    As a former prosecutor (now long time defense attorney) I do not think the indictment is that much of a reach.  We used to make this distinction:  When a kid who was sixteen altered his driver's license so he could drink illegally that was a crime, but when a 40 year old woman changed her driver's license to indicate she was 35 out of vanity without the intention of committing a crime we chose not touch it, even if it technically violated the statute.  If you conceal your identity to commit a crime it is a crime in my state, so if you conceal your identity to commit a tort (ie., civilly illegal) act on a vulnerable minor I don't have that much problem with it.  Prosecutors and juries should know the difference between minor, everyday conduct, and an intentionalcampaign to cause emotional distress.

    As repulsive as (4.25 / 4) (#1)
    by pie on Thu May 15, 2008 at 07:04:41 PM EST
    this woman's actions were, this indictment is off-the-wall.

    Many people already view what she did with horror.  The eventual punishment will come from her own family and friends.

    I agree. (5.00 / 3) (#2)
    by Maria Garcia on Thu May 15, 2008 at 07:09:26 PM EST
    I think she is a horrible, horrible person but to me the indictment seems like a stretch. And I'm paranoid enough to wonder why the federal government wants to get involved in this.

    Paronia is having all the facts (5.00 / 1) (#10)
    by angie on Thu May 15, 2008 at 07:22:12 PM EST
    I agree -- the feds involvement sets of those crazy little conspiracy bells in my head. This story is disturbing, though. What kind of nutjob does a 49 year old woman have to be to pose as a teenage boy and harass a 13 year old girl? Setting aside the question of "didn't she have something better to do," what in world was her motive?

    Precedent? n/t (none / 0) (#4)
    by Fabian on Thu May 15, 2008 at 07:16:07 PM EST
    Yep, that's what jumped into my mind. (none / 0) (#5)
    by Maria Garcia on Thu May 15, 2008 at 07:17:33 PM EST
    I recall the Texas (none / 0) (#11)
    by pie on Thu May 15, 2008 at 07:23:45 PM EST
    cheerleader case.  A fraternity brother of my husband actually defended her.  No one died then, however.  Didn't she finally get her sentence reduced or off on appeal?

    It may send a message, but man's inhumanity to man will continue.


    Question? (none / 0) (#31)
    by ding7777 on Thu May 15, 2008 at 10:20:18 PM EST
    When Rush or Bill O'Reilly rant against a "Liberal" and then some of their fans  send anonymous emails to the targeted "Liberal", will these people be in violation of TOS?

    Only if the LI\iberals hang themselves. (none / 0) (#34)
    by BrandingIron on Fri May 16, 2008 at 12:16:11 AM EST

    See, with this argument you fail to see that there was a serious consequence to what Drew did, applicable to the TOS.  Not all harassment ends in death.

    I Disagree (none / 0) (#36)
    by Niffari on Fri May 16, 2008 at 05:24:05 AM EST
    Lori Drew should be hung out to dry publicly.
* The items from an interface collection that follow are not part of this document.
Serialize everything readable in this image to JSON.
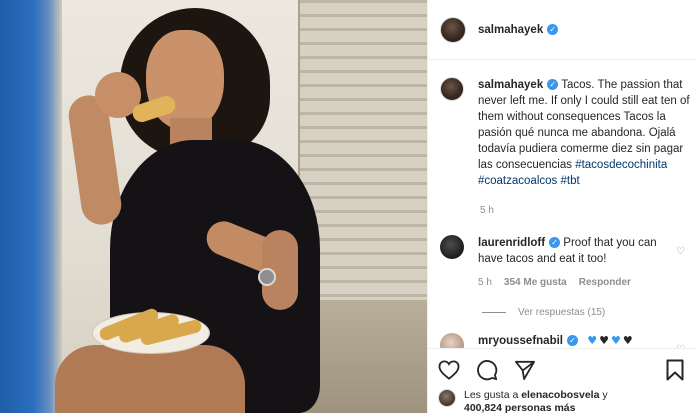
{
  "post": {
    "username": "salmahayek",
    "caption_text": "Tacos. The passion that never left me. If only I could still eat ten of them without consequences Tacos la pasión qué nunca me abandona. Ojalá todavía pudiera comerme diez sin pagar las consecuencias",
    "hashtags": [
      "#tacosdecochinita",
      "#coatzacoalcos",
      "#tbt"
    ],
    "caption_time": "5 h"
  },
  "comments": [
    {
      "username": "laurenridloff",
      "text": "Proof that you can have tacos and eat it too!",
      "time": "5 h",
      "likes": "354 Me gusta",
      "reply": "Responder",
      "view_replies": "Ver respuestas (15)"
    },
    {
      "username": "mryoussefnabil",
      "hearts": [
        "#3897f0",
        "#262626",
        "#3897f0",
        "#262626"
      ]
    }
  ],
  "likes_text": {
    "prefix": "Les gusta a",
    "user": "elenacobosvela",
    "suffix_pre": "y",
    "count": "400,824 personas más"
  },
  "colors": {
    "verified": "#3897f0",
    "hashtag": "#00376b",
    "secondary": "#8e8e8e"
  }
}
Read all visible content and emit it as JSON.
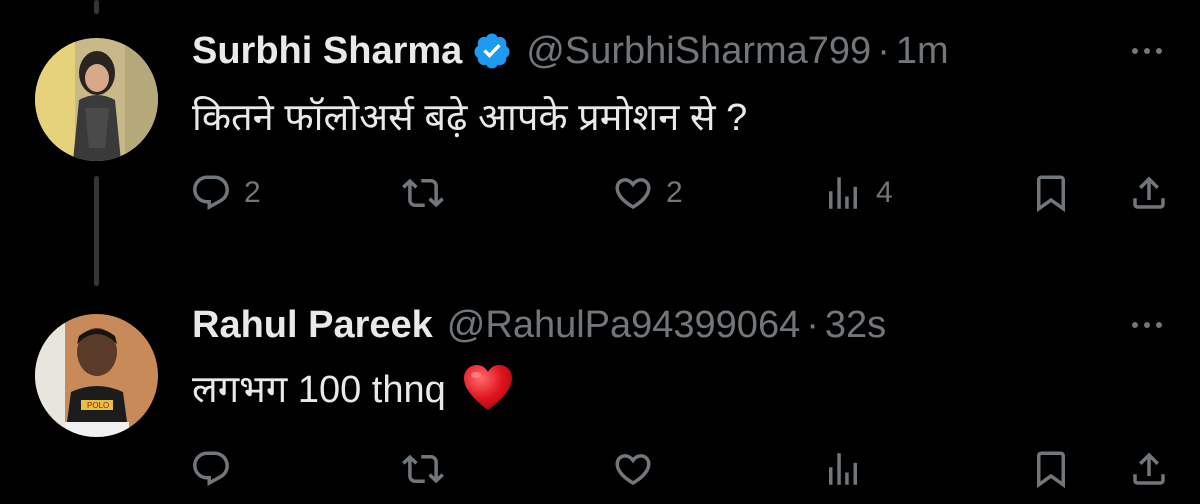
{
  "tweets": [
    {
      "author": {
        "name": "Surbhi Sharma",
        "handle": "@SurbhiSharma799",
        "verified": true,
        "avatar_icon": "avatar-woman-photo"
      },
      "separator": "·",
      "time": "1m",
      "text": "कितने फॉलोअर्स बढ़े आपके प्रमोशन से ?",
      "stats": {
        "replies": "2",
        "retweets": "",
        "likes": "2",
        "views": "4"
      }
    },
    {
      "author": {
        "name": "Rahul Pareek",
        "handle": "@RahulPa94399064",
        "verified": false,
        "avatar_icon": "avatar-man-photo"
      },
      "separator": "·",
      "time": "32s",
      "text": "लगभग 100 thnq",
      "emoji": "red-heart-emoji",
      "stats": {
        "replies": "",
        "retweets": "",
        "likes": "",
        "views": ""
      }
    }
  ],
  "icons": {
    "reply": "reply-icon",
    "retweet": "retweet-icon",
    "like": "heart-icon",
    "views": "views-icon",
    "bookmark": "bookmark-icon",
    "share": "share-icon",
    "more": "more-icon"
  },
  "colors": {
    "background": "#000000",
    "text": "#e7e9ea",
    "secondary": "#71767b",
    "verified": "#1d9bf0",
    "thread_line": "#333639"
  }
}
Her behavior was terribly damaging not only to the young girl who killed herself and her family, but to her own family as well. If we don't hold parents accountable for goading their children into vicious behavior that results in real harm, we are failing as a society. We can and must do better.

    This reminds me (a little) of the type of comments we heard from the parents of the girls involved in the filmed beating of a school friend last month. The parents were a whining bunch of excuse-makers but I bet they are taking their children's behavior seriously now. The kids are facing multiple felonies.